Want to contribute to lunar science? The MoonMappers citizen science project is now live at CosmoQuest.org, and you can become part of the Lunar Reconnaissance Orbiter’s science team by exploring high-resolution Lunar images and mapping out scientifically interesting features. MoonMappers has been in a testing phase since January, and during the beta period, early participants marked over 150,000 craters and more than 4,000 other interesting features. With your help, scientists will be able to better determine ages of different regions, find historic spikes in the impact rate, determine lunar regolith depth and what may lie under the crust, and make conclusions about the physics of giant explosions on the Moon’s surface.
“Craters can reveal all sorts of different properties about the Moon and planetary surfaces in general,” said project co-science lead Stuart Robbins, from the Southwest Research Institute.

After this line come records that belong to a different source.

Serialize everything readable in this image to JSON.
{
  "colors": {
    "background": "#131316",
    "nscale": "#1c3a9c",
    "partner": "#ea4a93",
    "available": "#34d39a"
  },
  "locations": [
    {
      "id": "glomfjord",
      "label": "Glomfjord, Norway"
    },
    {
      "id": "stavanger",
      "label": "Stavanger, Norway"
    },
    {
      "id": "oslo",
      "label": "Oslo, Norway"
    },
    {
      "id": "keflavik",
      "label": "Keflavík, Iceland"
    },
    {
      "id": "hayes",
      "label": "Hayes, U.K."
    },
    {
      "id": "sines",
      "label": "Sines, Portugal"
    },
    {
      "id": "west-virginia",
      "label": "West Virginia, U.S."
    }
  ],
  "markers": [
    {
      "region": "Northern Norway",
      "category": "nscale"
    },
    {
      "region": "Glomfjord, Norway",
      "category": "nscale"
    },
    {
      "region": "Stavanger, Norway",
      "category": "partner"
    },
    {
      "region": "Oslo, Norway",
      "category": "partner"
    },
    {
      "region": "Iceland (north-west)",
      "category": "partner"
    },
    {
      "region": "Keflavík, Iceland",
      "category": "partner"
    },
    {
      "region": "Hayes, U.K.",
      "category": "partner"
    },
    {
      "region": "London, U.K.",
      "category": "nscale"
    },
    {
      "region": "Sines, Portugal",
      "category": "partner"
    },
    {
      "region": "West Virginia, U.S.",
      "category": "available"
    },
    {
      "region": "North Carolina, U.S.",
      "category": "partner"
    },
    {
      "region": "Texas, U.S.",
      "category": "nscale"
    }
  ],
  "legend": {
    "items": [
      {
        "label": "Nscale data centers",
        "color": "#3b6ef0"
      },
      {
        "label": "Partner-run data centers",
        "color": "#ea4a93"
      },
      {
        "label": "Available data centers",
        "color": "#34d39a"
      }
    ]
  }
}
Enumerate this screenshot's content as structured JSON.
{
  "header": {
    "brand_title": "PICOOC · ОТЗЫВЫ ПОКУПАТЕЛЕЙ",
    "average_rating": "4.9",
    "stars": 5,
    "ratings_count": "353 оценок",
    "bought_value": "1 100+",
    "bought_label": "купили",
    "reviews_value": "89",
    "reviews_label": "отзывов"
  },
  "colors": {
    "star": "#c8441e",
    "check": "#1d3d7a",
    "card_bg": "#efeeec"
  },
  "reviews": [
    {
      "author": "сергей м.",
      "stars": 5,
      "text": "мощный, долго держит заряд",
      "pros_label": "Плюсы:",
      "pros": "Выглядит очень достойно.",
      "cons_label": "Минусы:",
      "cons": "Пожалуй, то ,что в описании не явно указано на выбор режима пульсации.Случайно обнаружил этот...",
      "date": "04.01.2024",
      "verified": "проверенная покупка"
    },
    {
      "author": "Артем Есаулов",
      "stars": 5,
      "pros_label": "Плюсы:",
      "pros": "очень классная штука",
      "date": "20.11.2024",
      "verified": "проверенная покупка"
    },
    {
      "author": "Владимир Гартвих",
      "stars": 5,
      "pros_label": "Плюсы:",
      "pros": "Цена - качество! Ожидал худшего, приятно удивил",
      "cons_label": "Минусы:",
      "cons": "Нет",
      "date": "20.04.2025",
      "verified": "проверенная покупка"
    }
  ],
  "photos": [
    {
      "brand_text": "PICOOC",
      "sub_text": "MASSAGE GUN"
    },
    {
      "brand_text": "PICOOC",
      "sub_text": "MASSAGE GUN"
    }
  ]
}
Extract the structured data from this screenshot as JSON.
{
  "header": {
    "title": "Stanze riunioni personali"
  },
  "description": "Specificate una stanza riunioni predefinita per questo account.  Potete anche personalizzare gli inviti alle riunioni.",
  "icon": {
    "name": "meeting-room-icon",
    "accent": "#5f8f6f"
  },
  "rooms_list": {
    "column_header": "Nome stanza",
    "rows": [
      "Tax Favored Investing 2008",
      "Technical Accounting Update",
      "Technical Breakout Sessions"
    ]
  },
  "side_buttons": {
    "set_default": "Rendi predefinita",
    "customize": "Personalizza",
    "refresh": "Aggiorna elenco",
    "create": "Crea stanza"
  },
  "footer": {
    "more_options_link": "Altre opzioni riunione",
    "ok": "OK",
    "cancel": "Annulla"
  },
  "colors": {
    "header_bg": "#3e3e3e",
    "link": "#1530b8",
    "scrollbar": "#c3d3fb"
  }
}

The focus of MoonMappers is two-fold: to determine the most effective way to map craters on the Moon, and to use those maps to define areas for follow-up study.
MoonMappers is the first citizen science project launched by the CosmoQuest online astronomy community, the same place you can watch the Weekly Space Hangouts and Universe Today’s live interviews. CosmoQuest’s goal is to bring together the public, scientists, programmers, and educators who together will explore our Universe and contribute to science.
“Our goal is to create a community of people bent on together advancing our understanding of the universe; a community of people who are learning and doing science together,” said CosmoQuest project director Pamela L. Gay, from Southern Illinois University Edwardsville. “We’re just getting started.”
And MoonMappers is just the first in citizen science projects to be offered by CosmoQuest. Other Solar System science projects will soon be added to allow even more planetary surfaces to be explored. According to lead programmer, Cory Lehan, “We’ve developed flexible software that allows community members to go from discovering asteroids to exploring the Moon with ease. I can’t wait to share what we have in the pipeline for the coming months.”
Click here to check out MoonMappers and join in contributing to lunar science.